OBD Check vs. I/M240 Test

States require either an onboard diagnostic (OBD) check, which is done on vehicles manufactured from 1996 to the present, or an I/M240 dynamometer test for vehicles manufactured between 1981 and 1995. During an OBD test, a device connects to the car’s OBD system to assess the operations of its emissions equipment.

For an I/M240 test, a technician uses a dynamometer to examine the vehicle’s exhaust gases in a simulated driving setting. Whatever the test used, your car will either pass or fail. While a good deal of vehicles pass, certain models – particularly, older cars that have fallen behind on maintenance – have a higher likelihood of failure due to the following issues.

Old Motor Oil

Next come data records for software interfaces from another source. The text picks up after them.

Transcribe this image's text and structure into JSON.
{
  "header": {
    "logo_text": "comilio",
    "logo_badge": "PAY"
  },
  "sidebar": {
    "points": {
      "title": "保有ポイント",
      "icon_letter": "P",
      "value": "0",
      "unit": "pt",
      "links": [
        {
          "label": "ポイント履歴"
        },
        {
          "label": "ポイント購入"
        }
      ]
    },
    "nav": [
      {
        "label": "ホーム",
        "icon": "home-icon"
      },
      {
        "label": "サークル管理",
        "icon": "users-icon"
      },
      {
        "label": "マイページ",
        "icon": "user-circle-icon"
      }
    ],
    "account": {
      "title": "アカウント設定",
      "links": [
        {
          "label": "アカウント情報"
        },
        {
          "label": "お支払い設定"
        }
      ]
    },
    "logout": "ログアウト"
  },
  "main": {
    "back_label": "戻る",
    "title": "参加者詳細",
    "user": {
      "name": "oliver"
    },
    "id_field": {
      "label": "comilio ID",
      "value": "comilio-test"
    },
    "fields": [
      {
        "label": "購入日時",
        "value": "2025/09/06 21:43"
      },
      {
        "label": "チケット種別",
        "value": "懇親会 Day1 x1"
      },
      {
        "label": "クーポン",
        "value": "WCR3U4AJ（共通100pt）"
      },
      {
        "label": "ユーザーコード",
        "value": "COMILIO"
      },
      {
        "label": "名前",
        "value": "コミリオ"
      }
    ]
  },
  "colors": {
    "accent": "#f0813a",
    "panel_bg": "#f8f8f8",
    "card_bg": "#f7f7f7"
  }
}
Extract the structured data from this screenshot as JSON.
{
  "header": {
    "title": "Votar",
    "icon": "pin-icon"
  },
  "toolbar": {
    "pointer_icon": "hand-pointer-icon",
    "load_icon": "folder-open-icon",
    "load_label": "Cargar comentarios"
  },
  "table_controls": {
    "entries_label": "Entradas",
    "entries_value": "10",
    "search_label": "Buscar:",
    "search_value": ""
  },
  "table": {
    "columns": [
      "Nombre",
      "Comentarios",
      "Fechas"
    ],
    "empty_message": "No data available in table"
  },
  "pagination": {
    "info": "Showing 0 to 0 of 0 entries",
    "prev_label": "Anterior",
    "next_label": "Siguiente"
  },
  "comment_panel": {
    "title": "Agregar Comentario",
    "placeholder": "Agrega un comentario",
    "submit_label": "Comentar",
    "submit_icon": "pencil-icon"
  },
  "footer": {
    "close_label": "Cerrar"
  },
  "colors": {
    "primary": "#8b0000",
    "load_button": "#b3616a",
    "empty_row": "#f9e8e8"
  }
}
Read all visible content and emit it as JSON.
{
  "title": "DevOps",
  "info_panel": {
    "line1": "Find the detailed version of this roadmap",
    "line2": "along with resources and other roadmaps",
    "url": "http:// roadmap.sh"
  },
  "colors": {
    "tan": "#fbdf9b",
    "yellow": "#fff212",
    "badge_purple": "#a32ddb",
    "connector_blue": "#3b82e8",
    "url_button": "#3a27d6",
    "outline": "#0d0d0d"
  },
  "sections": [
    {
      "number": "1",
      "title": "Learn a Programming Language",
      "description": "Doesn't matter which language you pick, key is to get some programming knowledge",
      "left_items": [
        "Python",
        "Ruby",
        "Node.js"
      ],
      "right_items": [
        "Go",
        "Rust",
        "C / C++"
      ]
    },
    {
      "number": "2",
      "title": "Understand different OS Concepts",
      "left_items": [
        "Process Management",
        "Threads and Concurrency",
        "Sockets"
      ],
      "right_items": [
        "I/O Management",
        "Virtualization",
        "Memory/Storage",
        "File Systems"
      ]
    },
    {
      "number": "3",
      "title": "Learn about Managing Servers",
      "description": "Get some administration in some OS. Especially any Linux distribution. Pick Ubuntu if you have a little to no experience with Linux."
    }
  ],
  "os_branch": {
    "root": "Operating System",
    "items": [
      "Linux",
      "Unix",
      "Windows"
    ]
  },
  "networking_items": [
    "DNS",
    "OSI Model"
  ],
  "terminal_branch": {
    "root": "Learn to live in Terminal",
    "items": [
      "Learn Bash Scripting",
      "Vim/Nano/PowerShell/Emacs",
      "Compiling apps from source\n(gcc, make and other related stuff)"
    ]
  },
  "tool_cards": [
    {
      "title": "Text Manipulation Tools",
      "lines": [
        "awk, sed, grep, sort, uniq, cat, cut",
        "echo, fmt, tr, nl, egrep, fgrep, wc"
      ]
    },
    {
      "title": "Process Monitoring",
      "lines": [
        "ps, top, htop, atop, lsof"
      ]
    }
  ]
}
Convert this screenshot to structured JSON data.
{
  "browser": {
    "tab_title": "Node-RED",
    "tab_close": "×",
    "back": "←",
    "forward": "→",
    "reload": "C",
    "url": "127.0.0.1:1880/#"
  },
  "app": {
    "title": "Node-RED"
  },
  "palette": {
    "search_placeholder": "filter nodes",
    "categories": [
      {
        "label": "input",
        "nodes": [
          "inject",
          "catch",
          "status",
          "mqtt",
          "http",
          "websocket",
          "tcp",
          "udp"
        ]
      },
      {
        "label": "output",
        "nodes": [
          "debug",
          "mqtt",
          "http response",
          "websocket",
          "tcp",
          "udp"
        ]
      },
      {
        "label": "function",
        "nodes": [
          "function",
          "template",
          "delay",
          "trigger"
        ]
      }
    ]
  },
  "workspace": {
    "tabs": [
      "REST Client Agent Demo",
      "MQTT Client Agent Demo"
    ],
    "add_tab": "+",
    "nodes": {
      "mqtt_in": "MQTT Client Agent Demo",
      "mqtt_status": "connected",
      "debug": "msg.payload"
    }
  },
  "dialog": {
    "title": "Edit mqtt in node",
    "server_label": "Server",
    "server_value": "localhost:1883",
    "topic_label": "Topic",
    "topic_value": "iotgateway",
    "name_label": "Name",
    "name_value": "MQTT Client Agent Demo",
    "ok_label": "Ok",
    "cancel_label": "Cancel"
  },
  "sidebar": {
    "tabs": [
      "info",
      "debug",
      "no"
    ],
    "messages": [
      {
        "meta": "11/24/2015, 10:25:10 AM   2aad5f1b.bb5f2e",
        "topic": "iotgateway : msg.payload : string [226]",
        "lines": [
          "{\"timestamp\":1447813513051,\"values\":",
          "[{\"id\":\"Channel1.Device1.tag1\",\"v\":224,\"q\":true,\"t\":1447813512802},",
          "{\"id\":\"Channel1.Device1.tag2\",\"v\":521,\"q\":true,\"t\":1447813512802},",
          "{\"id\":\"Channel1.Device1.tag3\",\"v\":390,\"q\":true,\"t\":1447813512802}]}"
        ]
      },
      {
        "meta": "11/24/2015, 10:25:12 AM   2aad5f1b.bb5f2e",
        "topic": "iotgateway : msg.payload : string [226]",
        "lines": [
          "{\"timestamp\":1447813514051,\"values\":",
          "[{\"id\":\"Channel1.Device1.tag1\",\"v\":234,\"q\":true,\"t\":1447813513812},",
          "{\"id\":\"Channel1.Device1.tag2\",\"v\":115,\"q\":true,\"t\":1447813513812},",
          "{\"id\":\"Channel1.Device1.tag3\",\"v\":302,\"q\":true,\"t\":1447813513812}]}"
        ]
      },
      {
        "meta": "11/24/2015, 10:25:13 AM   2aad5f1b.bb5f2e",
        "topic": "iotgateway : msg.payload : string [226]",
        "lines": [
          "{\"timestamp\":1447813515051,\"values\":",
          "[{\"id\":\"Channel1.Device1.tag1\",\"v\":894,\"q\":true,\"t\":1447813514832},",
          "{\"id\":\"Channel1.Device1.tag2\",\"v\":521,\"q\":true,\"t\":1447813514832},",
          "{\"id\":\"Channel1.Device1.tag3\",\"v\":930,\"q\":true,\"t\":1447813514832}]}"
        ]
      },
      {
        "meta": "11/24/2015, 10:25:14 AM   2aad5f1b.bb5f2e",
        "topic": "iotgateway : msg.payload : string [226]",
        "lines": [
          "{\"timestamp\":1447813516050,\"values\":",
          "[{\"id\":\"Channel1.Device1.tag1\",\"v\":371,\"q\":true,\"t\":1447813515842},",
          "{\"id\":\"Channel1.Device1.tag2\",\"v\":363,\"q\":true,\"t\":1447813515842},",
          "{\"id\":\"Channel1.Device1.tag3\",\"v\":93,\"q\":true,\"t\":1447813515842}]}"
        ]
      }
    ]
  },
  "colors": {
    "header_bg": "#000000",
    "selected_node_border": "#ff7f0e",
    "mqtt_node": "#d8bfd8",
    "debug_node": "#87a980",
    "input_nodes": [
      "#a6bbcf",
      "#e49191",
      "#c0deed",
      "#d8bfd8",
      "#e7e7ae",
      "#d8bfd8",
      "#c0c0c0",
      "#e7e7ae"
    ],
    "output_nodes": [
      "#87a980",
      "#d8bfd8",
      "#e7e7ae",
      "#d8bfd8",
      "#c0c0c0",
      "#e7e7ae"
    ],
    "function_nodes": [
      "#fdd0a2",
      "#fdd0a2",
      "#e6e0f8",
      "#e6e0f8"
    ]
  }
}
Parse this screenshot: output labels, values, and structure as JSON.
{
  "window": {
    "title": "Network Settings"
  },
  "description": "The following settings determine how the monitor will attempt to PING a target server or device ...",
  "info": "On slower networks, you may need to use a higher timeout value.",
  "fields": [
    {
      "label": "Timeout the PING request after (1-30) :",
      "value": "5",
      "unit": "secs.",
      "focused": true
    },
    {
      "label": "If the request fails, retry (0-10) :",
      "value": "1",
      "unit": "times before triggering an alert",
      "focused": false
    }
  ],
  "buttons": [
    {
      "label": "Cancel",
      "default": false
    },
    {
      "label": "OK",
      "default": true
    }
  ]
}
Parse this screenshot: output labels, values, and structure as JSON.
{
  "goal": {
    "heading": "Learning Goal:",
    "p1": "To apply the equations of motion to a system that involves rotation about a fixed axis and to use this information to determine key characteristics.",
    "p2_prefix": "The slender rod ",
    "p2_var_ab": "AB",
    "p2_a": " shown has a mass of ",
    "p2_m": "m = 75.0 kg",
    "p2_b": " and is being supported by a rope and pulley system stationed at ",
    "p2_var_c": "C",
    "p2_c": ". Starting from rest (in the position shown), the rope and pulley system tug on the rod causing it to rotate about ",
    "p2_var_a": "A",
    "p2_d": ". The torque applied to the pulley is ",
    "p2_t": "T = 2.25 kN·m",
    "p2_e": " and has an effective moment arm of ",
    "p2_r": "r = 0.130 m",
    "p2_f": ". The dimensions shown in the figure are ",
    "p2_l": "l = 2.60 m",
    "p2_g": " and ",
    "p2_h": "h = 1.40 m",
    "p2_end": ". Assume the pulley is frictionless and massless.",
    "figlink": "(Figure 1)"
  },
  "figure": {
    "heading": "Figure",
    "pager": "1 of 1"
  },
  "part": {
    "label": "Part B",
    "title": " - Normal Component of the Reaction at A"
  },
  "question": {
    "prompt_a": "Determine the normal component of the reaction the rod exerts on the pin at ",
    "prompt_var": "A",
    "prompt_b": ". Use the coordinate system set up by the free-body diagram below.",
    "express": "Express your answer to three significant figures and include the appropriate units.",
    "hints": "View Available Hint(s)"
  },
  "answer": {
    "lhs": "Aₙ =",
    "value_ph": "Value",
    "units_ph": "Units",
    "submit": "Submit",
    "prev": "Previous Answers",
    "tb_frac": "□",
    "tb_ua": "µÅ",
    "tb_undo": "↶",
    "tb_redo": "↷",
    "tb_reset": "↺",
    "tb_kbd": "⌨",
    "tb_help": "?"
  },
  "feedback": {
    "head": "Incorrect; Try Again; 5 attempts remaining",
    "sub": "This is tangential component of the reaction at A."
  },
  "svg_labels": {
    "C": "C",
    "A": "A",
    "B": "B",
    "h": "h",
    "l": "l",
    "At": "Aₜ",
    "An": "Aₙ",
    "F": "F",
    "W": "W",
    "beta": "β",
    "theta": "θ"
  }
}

Changing your motor oil gives your engine fresh lubrication. As oil degrades, it produces more hydrocarbons, which end up in the atmosphere and eventually get detected by an emissions test.

For drivers who have spent weeks or months delaying an oil change, you may see less-than-desirable results if you go for an emissions test over that period. Excluding other potential issues, replacing the oil may be all you need to do to pass.

Too Much Fuel

The engine’s combustion process – essential for powering your car – requires a specific air-to-fuel ratio. When the fuel ratio is too high, the combustion process leaves extra fuel, which then passes through your exhaust system and can alter the results of an emissions test.

What causes an excess of fuel?

  • A malfunctioning fuel injector or fuel metering, often going back to an onboard computer
  • A faulty O2 sensor
  • A faulty mass airflow sensor (MAF), which can’t regulate the air-to-fuel ratio

In all these instances, not only will your car fail an emissions test, but it may also have difficulty accelerating, experience a loss of power or overheat, which can lead to engine failure.

Issues with the Spark Plugs

Also tied to the combustion process, spark plugs help you start your vehicle and are expected to “spark” or fire in a specific sequence. When the plugs have been damaged or have experienced excessive wear, they may misfire or perform incorrectly, which can result in a failed emissions test and a vehicle that won’t consistently start up.

Loose Gas Cap

The gas cap is another aspect of your vehicle that prevents gasoline fumes from entering the atmosphere. When a cap doesn’t seal correctly or feels loose, gasoline and its fumes will leak out into the atmosphere and can cause your vehicle to fail its inspection. Switching to a newer, more secure gas cap often fixes this issue.

Faulty EVAP System

More complex than a gas cap, the Evaporative Emission Control System (EVAP) also helps halt the release of gasoline fumes into the atmosphere and ensures they stay within the gas tank. Unfortunately, damage and wear can prevent the EVAP system from performing its best, including cracked or leaking hoses and vents that need to be replaced.

Dirty Air Filter

Air filters also get replaced when you check your oil. When an air filter is dirty, it can’t perform up to par and allows a larger amount of hydrocarbons to enter the atmosphere. Be sure to get your air filter changed every year or every 12,000 miles – whichever comes first – or you risk failing an emissions test.

Check Engine Light is On

Although the check engine light may come on for several reasons, it can indicate your car’s performance in filtering harmful emissions. The light illuminates when the oxygen sensor breaks or your exhaust system is having issues.

Particularly where your exhaust system is concerned, age and wear may be damaging its parts or the catalytic converter may be experiencing performance issues. In addition to the check engine light, your car’s exhaust system is having a problem when:

  • It experiences decreased fuel efficiency
  • You hear a loud, rattling noise when you turn on the car
  • You notice a sulfur or rotten eggs smell

When your car fails its emissions test, you have a period of time to get it repaired and re-tested. As a Certified Emissions Repair Facility, we can help diagnose the issue and recommend any repairs or parts to be replaced. To make an appointment, contact us today.